▶ [WHAT TO DO] Pull every line containing "label" out of the listing below.

== GIVEN RECORDS

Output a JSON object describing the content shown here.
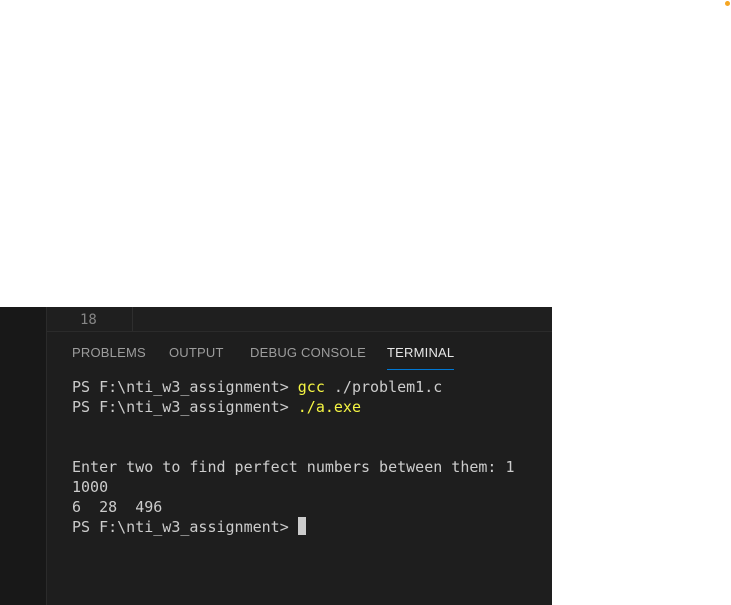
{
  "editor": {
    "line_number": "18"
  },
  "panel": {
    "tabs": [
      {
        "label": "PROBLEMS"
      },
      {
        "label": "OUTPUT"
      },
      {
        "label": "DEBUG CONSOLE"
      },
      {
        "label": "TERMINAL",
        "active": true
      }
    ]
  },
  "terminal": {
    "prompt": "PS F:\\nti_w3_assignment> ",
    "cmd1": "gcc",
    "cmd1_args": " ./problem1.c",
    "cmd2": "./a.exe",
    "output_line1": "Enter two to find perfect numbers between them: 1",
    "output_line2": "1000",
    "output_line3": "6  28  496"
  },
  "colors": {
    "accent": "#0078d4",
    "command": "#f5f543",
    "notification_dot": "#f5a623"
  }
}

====

▶ [OUTPUT FOR THIS EXERCISE]
        "label": "PROBLEMS"
        "label": "OUTPUT"
        "label": "DEBUG CONSOLE"
        "label": "TERMINAL",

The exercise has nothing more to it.